Having recently survived Valentine’s Day and the marketing melee of Fifty Shades of Grey, it seems like the whole world has been trying to sell us lingerie lately. Whilst I do love a well-fitting bra in a beautiful fabric (particularly if it’s affordable enough in my awkward bra size that my budget will still stretch for the matching undies), beautiful lingerie isn’t actually my number one choice when it comes to feeling sexy. I’d like to clarify at this stage that I am not putting down lingerie — I’m a strong advocate of people wearing whatever the hell they want and the wearing of lingerie can be seen as a feminist act, as a way of owning your sexuality (as Bustle's own Freyia Lilian Porteous explains beautifully). But when I want to feel really beautiful, it’s all about a comfy t-shirt and a pair of undies — preferably big ones.
I’ve always been a fan of the humble t-shirt. It’s a blank canvas upon which you can make whatever statement you like, or simply just a really comfortable garment to throw on whenever you feel like it. Dress it up, dress it down, sleep in it, whatever. Your t-shirt will always love you back. Especially when you find a particularly soft one, which fits "just right," like a cotton cuddle — but not too tight a cuddle.
It wasn’t until I spent a few months living on my own that I realized how much I loved this simple combination. Having an apartment to myself gave me the chance to draw the blinds and hang out with my legs out. I have a theory that maybe the reason I now love having bare legs in private is because I spent all of my teen years hating my legs and avoiding showing them off. My school friends wore skirts and I wore the specified style and brand of school uniform trousers — which happen to be the most strange and unflattering shape of trousers I have ever known. I don’t know why I hated my legs; I probably didn’t even know then. Perhaps it was just something I absentmindedly picked up from the body-hating culture we live in. It’s only recently that I have begun to appreciate my body and perhaps this is my way of reclaiming those years of self-hatred.
My love for the t-shirt and underwear combo is really just about comfort and the journey to self love. I struggled for a long time with hating myself and with wearing things that were "supposed" to be sexy in a vain attempt to make myself believe that I was. It never worked. Despite having a long term partner who insisted he found me attractive, I never believed it. It turns out — for me personally — that making an effort to be sexy ended up making me feel worse in the long run. I ended up feeling like I couldn’t be sexy and be myself at the same time. I was dressing up — disguising myself as something else. I was only acting. (This is just my personal experience and not something I believe applies to everyone who dresses up for themselves or for their partner. If that’s what you’re into, you should go for it! Enjoy!)
Whilst it feels a bit sad and un-feminist to admit it, it was my current partner who finally made me feel good enough in my own skin.
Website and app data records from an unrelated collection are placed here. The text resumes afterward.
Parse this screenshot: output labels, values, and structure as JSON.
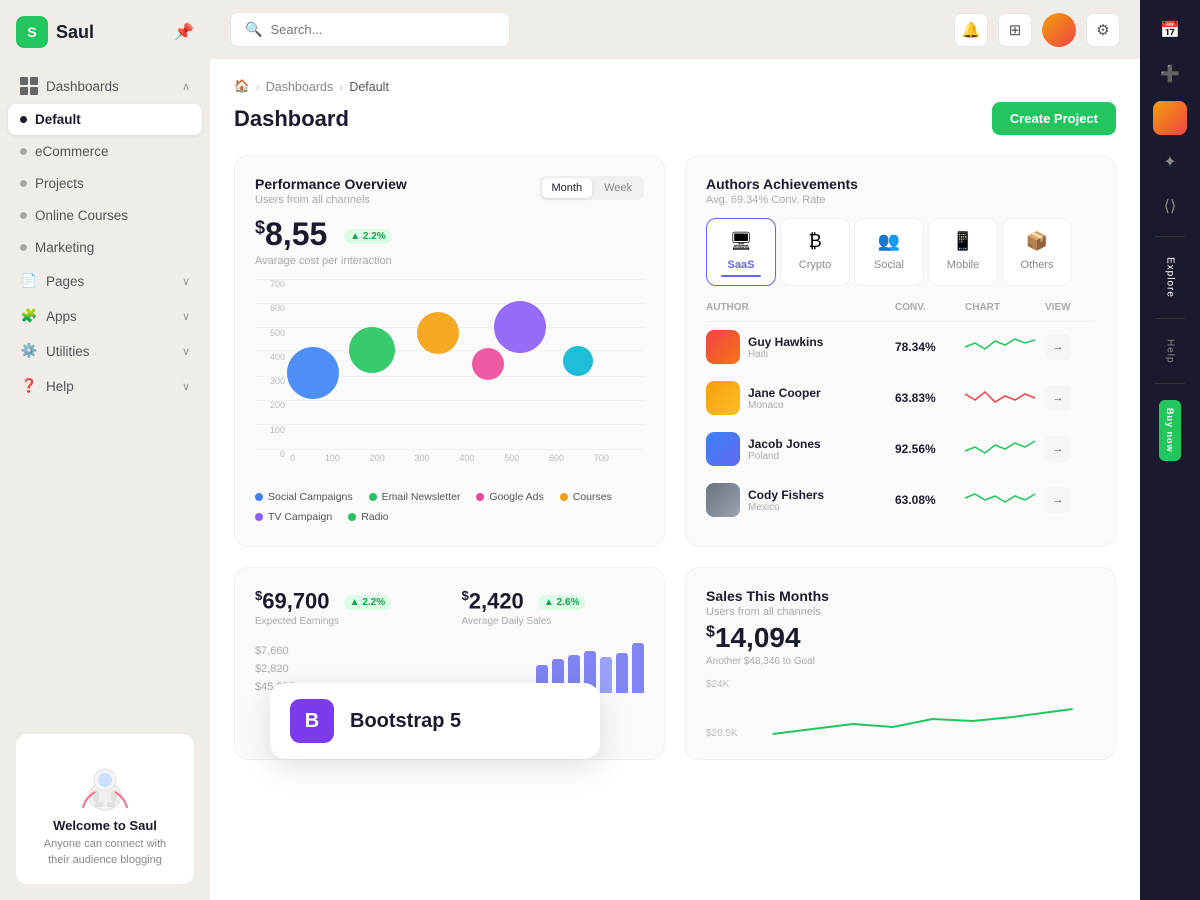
{
  "sidebar": {
    "logo_letter": "S",
    "app_name": "Saul",
    "nav_items": [
      {
        "id": "dashboards",
        "label": "Dashboards",
        "type": "section",
        "has_chevron": true
      },
      {
        "id": "default",
        "label": "Default",
        "type": "sub",
        "active": true
      },
      {
        "id": "ecommerce",
        "label": "eCommerce",
        "type": "sub"
      },
      {
        "id": "projects",
        "label": "Projects",
        "type": "sub"
      },
      {
        "id": "online-courses",
        "label": "Online Courses",
        "type": "sub"
      },
      {
        "id": "marketing",
        "label": "Marketing",
        "type": "sub"
      },
      {
        "id": "pages",
        "label": "Pages",
        "type": "section",
        "has_chevron": true
      },
      {
        "id": "apps",
        "label": "Apps",
        "type": "section",
        "has_chevron": true
      },
      {
        "id": "utilities",
        "label": "Utilities",
        "type": "section",
        "has_chevron": true
      },
      {
        "id": "help",
        "label": "Help",
        "type": "section",
        "has_chevron": true
      }
    ],
    "welcome_title": "Welcome to Saul",
    "welcome_text": "Anyone can connect with their audience blogging"
  },
  "topbar": {
    "search_placeholder": "Search...",
    "create_btn": "Create Project"
  },
  "breadcrumb": {
    "home": "🏠",
    "dashboards": "Dashboards",
    "current": "Default"
  },
  "page_title": "Dashboard",
  "performance": {
    "title": "Performance Overview",
    "subtitle": "Users from all channels",
    "toggle": {
      "month": "Month",
      "week": "Week"
    },
    "value": "$8,55",
    "value_dollar": "$",
    "value_number": "8,55",
    "badge": "▲ 2.2%",
    "value_label": "Avarage cost per interaction",
    "y_labels": [
      "700",
      "600",
      "500",
      "400",
      "300",
      "200",
      "100",
      "0"
    ],
    "x_labels": [
      "0",
      "100",
      "200",
      "300",
      "400",
      "500",
      "600",
      "700"
    ],
    "bubbles": [
      {
        "x": 15,
        "y": 55,
        "size": 52,
        "color": "#3b82f6"
      },
      {
        "x": 30,
        "y": 45,
        "size": 44,
        "color": "#22c55e"
      },
      {
        "x": 47,
        "y": 38,
        "size": 40,
        "color": "#f59e0b"
      },
      {
        "x": 60,
        "y": 50,
        "size": 30,
        "color": "#ec4899"
      },
      {
        "x": 70,
        "y": 40,
        "size": 50,
        "color": "#8b5cf6"
      },
      {
        "x": 83,
        "y": 52,
        "size": 28,
        "color": "#06b6d4"
      }
    ],
    "legend": [
      {
        "label": "Social Campaigns",
        "color": "#3b82f6"
      },
      {
        "label": "Email Newsletter",
        "color": "#22c55e"
      },
      {
        "label": "Google Ads",
        "color": "#ec4899"
      },
      {
        "label": "Courses",
        "color": "#f59e0b"
      },
      {
        "label": "TV Campaign",
        "color": "#8b5cf6"
      },
      {
        "label": "Radio",
        "color": "#22c55e"
      }
    ]
  },
  "authors": {
    "title": "Authors Achievements",
    "subtitle": "Avg. 69.34% Conv. Rate",
    "tabs": [
      {
        "id": "saas",
        "label": "SaaS",
        "icon": "🖥",
        "active": true
      },
      {
        "id": "crypto",
        "label": "Crypto",
        "icon": "₿"
      },
      {
        "id": "social",
        "label": "Social",
        "icon": "👥"
      },
      {
        "id": "mobile",
        "label": "Mobile",
        "icon": "📱"
      },
      {
        "id": "others",
        "label": "Others",
        "icon": "📦"
      }
    ],
    "columns": [
      "AUTHOR",
      "CONV.",
      "CHART",
      "VIEW"
    ],
    "rows": [
      {
        "name": "Guy Hawkins",
        "country": "Haiti",
        "conv": "78.34%",
        "chart_color": "#22c55e",
        "avatar_class": "av1"
      },
      {
        "name": "Jane Cooper",
        "country": "Monaco",
        "conv": "63.83%",
        "chart_color": "#ef4444",
        "avatar_class": "av2"
      },
      {
        "name": "Jacob Jones",
        "country": "Poland",
        "conv": "92.56%",
        "chart_color": "#22c55e",
        "avatar_class": "av3"
      },
      {
        "name": "Cody Fishers",
        "country": "Mexico",
        "conv": "63.08%",
        "chart_color": "#22c55e",
        "avatar_class": "av4"
      }
    ]
  },
  "earnings": {
    "value1_dollar": "$",
    "value1": "69,700",
    "badge1": "▲ 2.2%",
    "label1": "Expected Earnings",
    "value2_dollar": "$",
    "value2": "2,420",
    "badge2": "▲ 2.6%",
    "label2": "Average Daily Sales",
    "rows": [
      "$7,660",
      "$2,820",
      "$45,257"
    ],
    "bars": [
      30,
      36,
      40,
      44,
      38,
      42,
      50
    ]
  },
  "sales": {
    "title": "Sales This Months",
    "subtitle": "Users from all channels",
    "value_dollar": "$",
    "value": "14,094",
    "goal_text": "Another $48,346 to Goal",
    "y_labels": [
      "$24K",
      "$20.5K"
    ]
  },
  "bootstrap_overlay": {
    "letter": "B",
    "title": "Bootstrap 5"
  },
  "right_panel": {
    "icons": [
      "📅",
      "➕",
      "🔮",
      "💻"
    ],
    "labels": [
      "Explore",
      "Help",
      "Buy now"
    ]
  }
}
This surprised me because I’ve always thought that long-term happiness and self love come from within yourself but, for me, it came from the Prince Charming I didn’t even know I was waiting for (who will no doubt cringe reading this article).
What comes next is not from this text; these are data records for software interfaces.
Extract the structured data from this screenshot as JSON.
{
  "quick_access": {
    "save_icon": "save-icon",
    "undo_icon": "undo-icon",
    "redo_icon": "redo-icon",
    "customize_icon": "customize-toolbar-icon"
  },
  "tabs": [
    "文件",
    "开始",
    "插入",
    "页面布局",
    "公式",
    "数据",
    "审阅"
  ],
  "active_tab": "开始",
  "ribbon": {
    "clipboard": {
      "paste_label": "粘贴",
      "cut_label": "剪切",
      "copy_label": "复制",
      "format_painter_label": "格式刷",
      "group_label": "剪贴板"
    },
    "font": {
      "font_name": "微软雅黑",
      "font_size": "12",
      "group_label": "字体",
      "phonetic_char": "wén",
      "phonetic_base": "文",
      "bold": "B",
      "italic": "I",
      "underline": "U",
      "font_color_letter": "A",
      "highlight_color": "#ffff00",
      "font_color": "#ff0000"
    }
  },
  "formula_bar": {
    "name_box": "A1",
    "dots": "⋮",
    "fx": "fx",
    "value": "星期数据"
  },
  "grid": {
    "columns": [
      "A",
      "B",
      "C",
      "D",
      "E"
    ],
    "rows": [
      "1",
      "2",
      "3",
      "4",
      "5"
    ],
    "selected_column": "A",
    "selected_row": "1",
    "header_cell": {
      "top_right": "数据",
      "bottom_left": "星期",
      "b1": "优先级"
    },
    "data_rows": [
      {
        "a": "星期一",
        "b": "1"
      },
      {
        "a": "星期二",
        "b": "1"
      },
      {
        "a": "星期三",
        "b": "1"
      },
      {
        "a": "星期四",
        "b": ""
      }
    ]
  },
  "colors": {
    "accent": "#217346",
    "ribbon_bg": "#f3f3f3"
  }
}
Having a partner who finds me irresistible and makes me genuinely believe that I am beautiful, regardless of what I’m wearing, is the best thing that’s ever happened to my self esteem. Knowing he’ll make me feel the same way whether I’m wearing my favorite Ramones t-shirt and a pair of novelty underpants or a beautiful babydoll has made me realize that I spent so much time being wrong: I don’t have to make an effort to be sexy, but if I want to once in a while, that’s cool too. It’s no big deal either way. I’m still the same person with the same body, however I choose to dress (or undress) it.
I love the softness of my favorite t-shirt on my skin — the way it clings slightly across my chest and skims over the belly I haven’t quite gotten around to loving (yet). The way turning up the sleeves a little makes me feel weirdly empowered (maybe so I can imagine I’m a little bit muscular? Or maybe it’s a subtle Rosie the Riveter influence) and the print design gives out a message about who I am and what I like. Above all, I love the way it’s effortless. It’s just me. Nothing makes me feel more beautiful than knowing I am good enough and that I don’t even need to try.
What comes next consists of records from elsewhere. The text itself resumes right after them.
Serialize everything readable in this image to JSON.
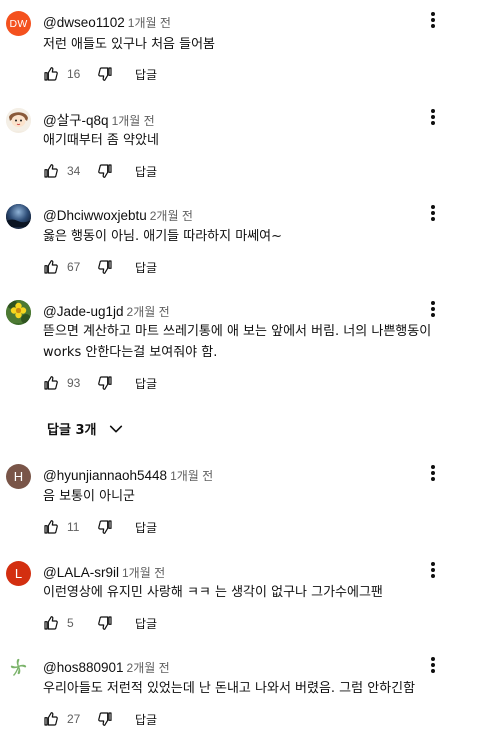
{
  "comments": [
    {
      "author": "@dwseo1102",
      "time": "1개월 전",
      "text": "저런 애들도 있구나 처음 들어봄",
      "likes": "16",
      "reply_label": "답글",
      "avatar": {
        "kind": "letter",
        "letter": "DW",
        "color": "#f4511e"
      }
    },
    {
      "author": "@살구-q8q",
      "time": "1개월 전",
      "text": "애기때부터 좀 약았네",
      "likes": "34",
      "reply_label": "답글",
      "avatar": {
        "kind": "image",
        "icon": "cartoon-face-icon"
      }
    },
    {
      "author": "@Dhciwwoxjebtu",
      "time": "2개월 전",
      "text": "옳은 행동이 아님. 애기들 따라하지 마쎄여~",
      "likes": "67",
      "reply_label": "답글",
      "avatar": {
        "kind": "image",
        "icon": "night-sky-icon"
      }
    },
    {
      "author": "@Jade-ug1jd",
      "time": "2개월 전",
      "text": "뜯으면 계산하고 마트 쓰레기통에 애 보는 앞에서 버림. 너의 나쁜행동이 works 안한다는걸 보여줘야 함.",
      "likes": "93",
      "reply_label": "답글",
      "avatar": {
        "kind": "image",
        "icon": "yellow-flower-icon"
      }
    },
    {
      "author": "@hyunjiannaoh5448",
      "time": "1개월 전",
      "text": "음 보통이 아니군",
      "likes": "11",
      "reply_label": "답글",
      "avatar": {
        "kind": "letter",
        "letter": "H",
        "color": "#795548"
      }
    },
    {
      "author": "@LALA-sr9il",
      "time": "1개월 전",
      "text": "이런영상에 유지민 사랑해 ㅋㅋ 는 생각이 없구나 그가수에그팬",
      "likes": "5",
      "reply_label": "답글",
      "avatar": {
        "kind": "letter",
        "letter": "L",
        "color": "#d32f10"
      }
    },
    {
      "author": "@hos880901",
      "time": "2개월 전",
      "text": "우리아들도 저런적 있었는데 난 돈내고 나와서 버렸음.  그럼 안하긴함",
      "likes": "27",
      "reply_label": "답글",
      "avatar": {
        "kind": "image",
        "icon": "clover-icon"
      }
    }
  ],
  "replies_toggle": {
    "label": "답글 3개",
    "icon": "chevron-down-icon"
  },
  "colors": {
    "text": "#0f0f0f",
    "secondary": "#606060"
  }
}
That’s the secret, ladies — you are good enough. You shouldn’t need a partner, a fancy basque or even a favorite t-shirt to tell you that. You should tell yourself that. Every day if you want to. In a world where entire industries are built on our insecurities, telling yourself you are good enough is a revolutionary statement but an increasingly necessary one.
Here's a thought: Perhaps we should print, "YOU ARE GOOD ENOUGH," on our next slogan tee. I'm down.